- Opening Delimiter -
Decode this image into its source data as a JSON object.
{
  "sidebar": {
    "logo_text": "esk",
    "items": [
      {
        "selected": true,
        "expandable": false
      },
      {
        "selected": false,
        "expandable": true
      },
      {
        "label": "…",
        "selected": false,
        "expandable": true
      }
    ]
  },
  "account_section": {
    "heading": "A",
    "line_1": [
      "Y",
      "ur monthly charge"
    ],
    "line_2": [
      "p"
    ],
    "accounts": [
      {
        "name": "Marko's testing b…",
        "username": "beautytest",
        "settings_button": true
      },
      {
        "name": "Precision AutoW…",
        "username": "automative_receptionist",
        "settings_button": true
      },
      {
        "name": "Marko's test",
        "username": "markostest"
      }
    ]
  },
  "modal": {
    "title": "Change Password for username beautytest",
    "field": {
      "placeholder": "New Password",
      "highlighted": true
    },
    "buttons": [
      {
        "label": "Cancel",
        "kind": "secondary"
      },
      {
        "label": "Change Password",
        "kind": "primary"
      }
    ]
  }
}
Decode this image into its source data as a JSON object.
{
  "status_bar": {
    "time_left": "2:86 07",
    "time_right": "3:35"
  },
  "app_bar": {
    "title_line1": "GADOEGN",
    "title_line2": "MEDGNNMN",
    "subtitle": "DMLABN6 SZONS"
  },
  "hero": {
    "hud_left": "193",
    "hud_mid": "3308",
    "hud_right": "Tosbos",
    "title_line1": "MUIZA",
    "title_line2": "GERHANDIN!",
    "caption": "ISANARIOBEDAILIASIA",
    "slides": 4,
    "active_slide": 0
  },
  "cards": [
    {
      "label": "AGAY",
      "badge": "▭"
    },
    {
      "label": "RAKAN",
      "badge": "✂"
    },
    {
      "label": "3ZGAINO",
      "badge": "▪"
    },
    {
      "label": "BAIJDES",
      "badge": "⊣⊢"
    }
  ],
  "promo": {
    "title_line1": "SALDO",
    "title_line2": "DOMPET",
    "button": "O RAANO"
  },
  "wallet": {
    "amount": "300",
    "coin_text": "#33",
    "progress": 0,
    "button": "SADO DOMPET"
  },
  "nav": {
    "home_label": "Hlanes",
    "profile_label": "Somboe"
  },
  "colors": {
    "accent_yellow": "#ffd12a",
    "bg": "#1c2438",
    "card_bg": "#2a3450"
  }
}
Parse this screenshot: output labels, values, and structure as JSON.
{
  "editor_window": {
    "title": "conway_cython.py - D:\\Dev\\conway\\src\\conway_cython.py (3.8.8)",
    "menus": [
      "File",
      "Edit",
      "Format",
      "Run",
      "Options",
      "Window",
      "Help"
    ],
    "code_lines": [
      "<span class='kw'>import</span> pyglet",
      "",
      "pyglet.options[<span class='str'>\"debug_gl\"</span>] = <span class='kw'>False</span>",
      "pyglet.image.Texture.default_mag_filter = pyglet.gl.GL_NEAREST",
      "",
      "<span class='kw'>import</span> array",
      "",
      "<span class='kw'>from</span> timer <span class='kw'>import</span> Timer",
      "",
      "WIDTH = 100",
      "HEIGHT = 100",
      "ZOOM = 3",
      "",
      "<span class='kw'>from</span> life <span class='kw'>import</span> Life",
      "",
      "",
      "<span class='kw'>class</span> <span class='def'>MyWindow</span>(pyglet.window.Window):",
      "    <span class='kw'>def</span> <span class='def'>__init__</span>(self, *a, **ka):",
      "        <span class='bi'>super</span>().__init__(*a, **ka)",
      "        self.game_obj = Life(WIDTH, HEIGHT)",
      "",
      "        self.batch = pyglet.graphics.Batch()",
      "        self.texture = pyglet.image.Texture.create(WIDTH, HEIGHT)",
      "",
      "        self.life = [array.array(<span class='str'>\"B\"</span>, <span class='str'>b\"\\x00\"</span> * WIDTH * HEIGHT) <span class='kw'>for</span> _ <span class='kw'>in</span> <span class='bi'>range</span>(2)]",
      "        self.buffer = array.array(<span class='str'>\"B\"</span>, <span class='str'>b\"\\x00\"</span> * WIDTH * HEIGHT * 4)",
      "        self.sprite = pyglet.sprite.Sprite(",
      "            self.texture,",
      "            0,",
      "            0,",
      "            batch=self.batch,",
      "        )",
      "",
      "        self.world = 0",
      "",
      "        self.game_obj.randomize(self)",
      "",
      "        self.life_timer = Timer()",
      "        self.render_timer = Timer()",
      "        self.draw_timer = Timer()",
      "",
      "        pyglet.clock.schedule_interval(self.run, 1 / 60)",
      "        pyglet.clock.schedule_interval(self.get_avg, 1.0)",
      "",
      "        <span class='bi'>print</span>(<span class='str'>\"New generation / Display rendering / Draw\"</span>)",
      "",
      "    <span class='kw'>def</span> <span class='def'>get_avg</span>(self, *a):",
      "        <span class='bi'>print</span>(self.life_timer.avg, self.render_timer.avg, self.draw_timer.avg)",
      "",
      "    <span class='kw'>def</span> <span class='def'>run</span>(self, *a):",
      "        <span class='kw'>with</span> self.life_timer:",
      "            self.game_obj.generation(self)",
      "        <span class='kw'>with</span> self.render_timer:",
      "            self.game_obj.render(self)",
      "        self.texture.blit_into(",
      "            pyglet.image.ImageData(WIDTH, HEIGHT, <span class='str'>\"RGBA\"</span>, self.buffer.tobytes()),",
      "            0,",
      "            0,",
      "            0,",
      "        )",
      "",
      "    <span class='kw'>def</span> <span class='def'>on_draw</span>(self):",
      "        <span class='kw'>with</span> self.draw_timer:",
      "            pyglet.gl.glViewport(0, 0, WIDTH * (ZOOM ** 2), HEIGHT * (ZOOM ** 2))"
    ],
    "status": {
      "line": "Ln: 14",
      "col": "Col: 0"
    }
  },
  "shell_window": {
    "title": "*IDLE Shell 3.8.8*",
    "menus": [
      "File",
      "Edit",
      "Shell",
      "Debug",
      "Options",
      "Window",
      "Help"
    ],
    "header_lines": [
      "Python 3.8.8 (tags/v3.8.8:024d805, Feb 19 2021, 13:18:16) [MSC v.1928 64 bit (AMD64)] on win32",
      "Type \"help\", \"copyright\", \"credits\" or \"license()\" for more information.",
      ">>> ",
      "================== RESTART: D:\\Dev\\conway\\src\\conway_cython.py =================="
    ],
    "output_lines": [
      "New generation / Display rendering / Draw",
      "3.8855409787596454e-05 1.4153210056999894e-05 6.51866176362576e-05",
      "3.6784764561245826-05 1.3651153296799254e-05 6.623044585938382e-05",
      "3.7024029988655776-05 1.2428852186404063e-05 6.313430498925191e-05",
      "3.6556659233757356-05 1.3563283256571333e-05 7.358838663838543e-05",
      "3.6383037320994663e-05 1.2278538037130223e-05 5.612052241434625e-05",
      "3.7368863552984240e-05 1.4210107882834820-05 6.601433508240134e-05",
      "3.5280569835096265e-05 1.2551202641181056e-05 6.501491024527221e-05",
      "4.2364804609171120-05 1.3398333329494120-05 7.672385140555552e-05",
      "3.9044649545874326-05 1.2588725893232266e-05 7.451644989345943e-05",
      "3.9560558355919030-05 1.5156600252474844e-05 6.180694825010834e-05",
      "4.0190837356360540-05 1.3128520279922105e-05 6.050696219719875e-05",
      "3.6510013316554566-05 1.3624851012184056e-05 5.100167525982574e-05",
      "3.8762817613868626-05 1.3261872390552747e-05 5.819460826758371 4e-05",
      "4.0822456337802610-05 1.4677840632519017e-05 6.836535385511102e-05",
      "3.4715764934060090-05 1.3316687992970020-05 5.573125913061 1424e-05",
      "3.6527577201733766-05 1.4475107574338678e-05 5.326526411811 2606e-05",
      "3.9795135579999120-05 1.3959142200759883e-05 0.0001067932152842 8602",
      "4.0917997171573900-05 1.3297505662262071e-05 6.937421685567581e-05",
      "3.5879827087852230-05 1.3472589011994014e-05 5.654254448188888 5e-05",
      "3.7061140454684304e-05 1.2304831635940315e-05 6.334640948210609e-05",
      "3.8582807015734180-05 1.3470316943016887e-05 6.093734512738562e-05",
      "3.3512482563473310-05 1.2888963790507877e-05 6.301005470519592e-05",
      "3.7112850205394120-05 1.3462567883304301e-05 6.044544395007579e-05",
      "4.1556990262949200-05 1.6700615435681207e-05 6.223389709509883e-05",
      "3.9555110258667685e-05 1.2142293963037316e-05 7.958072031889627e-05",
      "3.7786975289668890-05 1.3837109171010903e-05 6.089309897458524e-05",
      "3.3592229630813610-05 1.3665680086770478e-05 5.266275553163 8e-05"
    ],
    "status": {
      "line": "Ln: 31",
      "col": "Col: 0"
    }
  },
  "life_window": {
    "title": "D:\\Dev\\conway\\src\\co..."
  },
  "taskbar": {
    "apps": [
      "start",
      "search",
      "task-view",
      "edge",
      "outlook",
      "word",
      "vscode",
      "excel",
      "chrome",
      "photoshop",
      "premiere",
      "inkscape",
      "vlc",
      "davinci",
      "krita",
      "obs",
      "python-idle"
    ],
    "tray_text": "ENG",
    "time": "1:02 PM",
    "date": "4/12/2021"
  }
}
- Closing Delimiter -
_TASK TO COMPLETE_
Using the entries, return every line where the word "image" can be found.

_EXERCISE OUTPUT_
Decode this image into its source data as a JSON object.
Decode this image into its source data as a JSON object.
      "pyglet.image.Texture.default_mag_filter = pyglet.gl.GL_NEAREST",
      "        self.texture = pyglet.image.Texture.create(WIDTH, HEIGHT)",
      "            pyglet.image.ImageData(WIDTH, HEIGHT, <span class='str'>\"RGBA\"</span>, self.buffer.tobytes()),",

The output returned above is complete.